**** Data listing

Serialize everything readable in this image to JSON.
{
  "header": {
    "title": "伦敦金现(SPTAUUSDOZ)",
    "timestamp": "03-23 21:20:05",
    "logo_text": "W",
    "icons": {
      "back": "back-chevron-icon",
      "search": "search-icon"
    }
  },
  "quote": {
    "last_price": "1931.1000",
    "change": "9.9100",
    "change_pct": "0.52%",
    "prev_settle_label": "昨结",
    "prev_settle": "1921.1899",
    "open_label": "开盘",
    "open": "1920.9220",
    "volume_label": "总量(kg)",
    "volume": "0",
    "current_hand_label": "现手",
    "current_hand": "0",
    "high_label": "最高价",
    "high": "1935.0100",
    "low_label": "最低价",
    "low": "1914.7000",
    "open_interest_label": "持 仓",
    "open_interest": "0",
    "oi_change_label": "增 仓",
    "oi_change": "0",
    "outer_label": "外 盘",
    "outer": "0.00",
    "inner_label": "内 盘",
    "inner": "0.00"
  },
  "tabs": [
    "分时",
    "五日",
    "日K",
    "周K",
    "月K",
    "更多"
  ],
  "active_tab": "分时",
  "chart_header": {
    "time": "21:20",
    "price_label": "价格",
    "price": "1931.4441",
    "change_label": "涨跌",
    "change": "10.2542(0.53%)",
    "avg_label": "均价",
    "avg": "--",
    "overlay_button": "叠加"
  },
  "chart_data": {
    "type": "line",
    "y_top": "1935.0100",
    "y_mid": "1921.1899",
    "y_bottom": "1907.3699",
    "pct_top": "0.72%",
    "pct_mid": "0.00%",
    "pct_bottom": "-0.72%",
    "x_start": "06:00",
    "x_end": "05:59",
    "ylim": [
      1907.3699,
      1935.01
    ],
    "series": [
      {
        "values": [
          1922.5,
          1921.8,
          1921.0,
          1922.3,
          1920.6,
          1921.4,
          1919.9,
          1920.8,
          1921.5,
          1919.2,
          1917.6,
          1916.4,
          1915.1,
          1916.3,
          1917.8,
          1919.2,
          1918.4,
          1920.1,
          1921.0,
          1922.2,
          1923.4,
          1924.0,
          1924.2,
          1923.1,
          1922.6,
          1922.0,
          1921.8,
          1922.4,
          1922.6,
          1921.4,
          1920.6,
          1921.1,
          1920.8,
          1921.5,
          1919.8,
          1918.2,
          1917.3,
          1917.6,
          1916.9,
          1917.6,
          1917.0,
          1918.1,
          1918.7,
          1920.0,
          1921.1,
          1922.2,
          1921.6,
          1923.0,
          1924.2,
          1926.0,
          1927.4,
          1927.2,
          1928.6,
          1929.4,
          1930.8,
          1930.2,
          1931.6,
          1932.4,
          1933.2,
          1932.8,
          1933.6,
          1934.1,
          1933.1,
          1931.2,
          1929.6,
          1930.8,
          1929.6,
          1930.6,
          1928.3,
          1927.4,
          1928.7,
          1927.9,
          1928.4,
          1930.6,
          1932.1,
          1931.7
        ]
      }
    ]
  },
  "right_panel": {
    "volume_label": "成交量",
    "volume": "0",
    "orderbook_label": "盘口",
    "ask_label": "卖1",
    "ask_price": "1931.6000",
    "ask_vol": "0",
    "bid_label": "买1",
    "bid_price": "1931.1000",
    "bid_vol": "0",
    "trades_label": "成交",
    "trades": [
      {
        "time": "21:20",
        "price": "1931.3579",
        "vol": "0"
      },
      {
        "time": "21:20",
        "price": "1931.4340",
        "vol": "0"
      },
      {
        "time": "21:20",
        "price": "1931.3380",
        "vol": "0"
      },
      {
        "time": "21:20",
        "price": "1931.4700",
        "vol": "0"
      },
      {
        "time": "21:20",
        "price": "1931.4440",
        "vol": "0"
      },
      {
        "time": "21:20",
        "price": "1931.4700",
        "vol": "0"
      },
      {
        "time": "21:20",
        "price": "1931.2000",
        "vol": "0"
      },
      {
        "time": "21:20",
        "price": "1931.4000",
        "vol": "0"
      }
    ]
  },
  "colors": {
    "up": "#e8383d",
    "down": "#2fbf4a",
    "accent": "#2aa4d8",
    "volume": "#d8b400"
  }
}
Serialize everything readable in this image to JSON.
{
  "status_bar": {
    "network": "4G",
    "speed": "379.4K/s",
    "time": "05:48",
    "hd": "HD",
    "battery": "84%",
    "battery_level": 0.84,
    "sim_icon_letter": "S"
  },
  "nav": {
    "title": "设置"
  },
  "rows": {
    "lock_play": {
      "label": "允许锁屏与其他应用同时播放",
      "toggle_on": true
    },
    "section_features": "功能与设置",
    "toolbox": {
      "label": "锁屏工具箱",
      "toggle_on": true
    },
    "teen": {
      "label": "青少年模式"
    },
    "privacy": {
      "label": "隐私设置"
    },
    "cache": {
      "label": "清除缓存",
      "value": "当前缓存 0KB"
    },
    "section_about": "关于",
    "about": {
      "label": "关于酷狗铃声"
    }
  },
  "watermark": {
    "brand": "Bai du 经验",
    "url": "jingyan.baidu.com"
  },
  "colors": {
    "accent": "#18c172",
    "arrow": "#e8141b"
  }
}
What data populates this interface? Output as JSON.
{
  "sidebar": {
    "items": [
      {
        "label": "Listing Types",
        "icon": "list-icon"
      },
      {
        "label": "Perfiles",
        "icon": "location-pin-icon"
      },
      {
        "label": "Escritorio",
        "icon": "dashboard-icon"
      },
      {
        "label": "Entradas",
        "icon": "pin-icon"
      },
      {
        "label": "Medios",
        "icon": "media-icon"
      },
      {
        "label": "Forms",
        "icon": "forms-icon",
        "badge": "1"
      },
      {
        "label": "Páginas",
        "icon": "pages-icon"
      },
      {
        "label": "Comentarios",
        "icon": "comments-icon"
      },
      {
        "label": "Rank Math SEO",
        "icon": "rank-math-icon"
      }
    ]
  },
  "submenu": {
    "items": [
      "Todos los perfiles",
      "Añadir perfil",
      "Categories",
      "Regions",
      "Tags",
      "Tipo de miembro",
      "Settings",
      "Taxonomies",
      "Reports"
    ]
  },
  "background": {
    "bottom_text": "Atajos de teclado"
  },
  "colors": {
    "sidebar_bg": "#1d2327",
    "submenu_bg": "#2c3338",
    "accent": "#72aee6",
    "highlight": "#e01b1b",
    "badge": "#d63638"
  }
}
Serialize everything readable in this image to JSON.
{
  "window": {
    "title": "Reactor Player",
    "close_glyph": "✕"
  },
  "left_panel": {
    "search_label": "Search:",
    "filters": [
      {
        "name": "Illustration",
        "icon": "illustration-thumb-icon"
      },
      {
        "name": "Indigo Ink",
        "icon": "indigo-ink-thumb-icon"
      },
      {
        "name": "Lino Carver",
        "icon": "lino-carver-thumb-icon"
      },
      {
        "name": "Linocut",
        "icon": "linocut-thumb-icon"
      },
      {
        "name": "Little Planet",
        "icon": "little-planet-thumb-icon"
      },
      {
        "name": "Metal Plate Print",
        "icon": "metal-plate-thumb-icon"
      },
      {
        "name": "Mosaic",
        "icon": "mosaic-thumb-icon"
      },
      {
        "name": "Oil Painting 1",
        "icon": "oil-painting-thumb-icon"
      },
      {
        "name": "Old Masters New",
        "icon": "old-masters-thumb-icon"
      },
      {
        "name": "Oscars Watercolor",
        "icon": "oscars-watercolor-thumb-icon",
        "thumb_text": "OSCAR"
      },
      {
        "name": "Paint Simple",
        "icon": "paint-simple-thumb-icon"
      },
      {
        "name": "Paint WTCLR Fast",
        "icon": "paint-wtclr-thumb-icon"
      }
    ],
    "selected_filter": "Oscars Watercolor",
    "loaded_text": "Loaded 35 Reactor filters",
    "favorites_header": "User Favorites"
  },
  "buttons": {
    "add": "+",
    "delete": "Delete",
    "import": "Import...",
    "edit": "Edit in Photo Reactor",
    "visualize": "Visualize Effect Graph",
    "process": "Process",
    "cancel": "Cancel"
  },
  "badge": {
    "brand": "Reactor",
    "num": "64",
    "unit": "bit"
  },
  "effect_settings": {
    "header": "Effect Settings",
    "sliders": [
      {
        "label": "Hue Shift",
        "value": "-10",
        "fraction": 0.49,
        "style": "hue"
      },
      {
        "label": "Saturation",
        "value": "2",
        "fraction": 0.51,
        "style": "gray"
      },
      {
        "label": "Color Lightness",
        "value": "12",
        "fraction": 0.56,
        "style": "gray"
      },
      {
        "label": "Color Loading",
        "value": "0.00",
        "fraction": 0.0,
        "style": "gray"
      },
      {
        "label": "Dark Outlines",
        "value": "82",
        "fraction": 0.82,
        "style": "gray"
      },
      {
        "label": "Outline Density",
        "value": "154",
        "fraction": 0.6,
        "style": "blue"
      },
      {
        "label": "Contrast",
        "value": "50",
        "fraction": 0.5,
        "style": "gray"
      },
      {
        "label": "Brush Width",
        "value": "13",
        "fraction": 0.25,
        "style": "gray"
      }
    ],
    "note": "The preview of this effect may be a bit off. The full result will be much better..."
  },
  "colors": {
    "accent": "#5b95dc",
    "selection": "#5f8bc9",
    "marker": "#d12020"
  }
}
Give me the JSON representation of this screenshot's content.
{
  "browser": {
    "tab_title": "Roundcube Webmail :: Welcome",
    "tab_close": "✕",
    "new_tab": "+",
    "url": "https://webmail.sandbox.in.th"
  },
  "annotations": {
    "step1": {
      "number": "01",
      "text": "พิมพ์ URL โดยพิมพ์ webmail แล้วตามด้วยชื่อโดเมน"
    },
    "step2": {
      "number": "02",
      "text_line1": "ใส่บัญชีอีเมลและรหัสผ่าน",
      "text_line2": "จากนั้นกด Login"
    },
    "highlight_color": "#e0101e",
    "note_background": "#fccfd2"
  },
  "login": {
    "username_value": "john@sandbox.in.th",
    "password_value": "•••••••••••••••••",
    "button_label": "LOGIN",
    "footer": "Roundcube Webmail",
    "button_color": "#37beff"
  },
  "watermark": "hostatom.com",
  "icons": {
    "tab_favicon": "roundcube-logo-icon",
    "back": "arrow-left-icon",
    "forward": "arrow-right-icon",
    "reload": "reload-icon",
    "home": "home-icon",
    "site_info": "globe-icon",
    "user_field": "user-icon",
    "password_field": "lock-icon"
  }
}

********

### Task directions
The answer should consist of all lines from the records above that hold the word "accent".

### Reply to the task
    "accent": "#2aa4d8",
    "accent": "#18c172",
    "accent": "#72aee6",
    "accent": "#5b95dc",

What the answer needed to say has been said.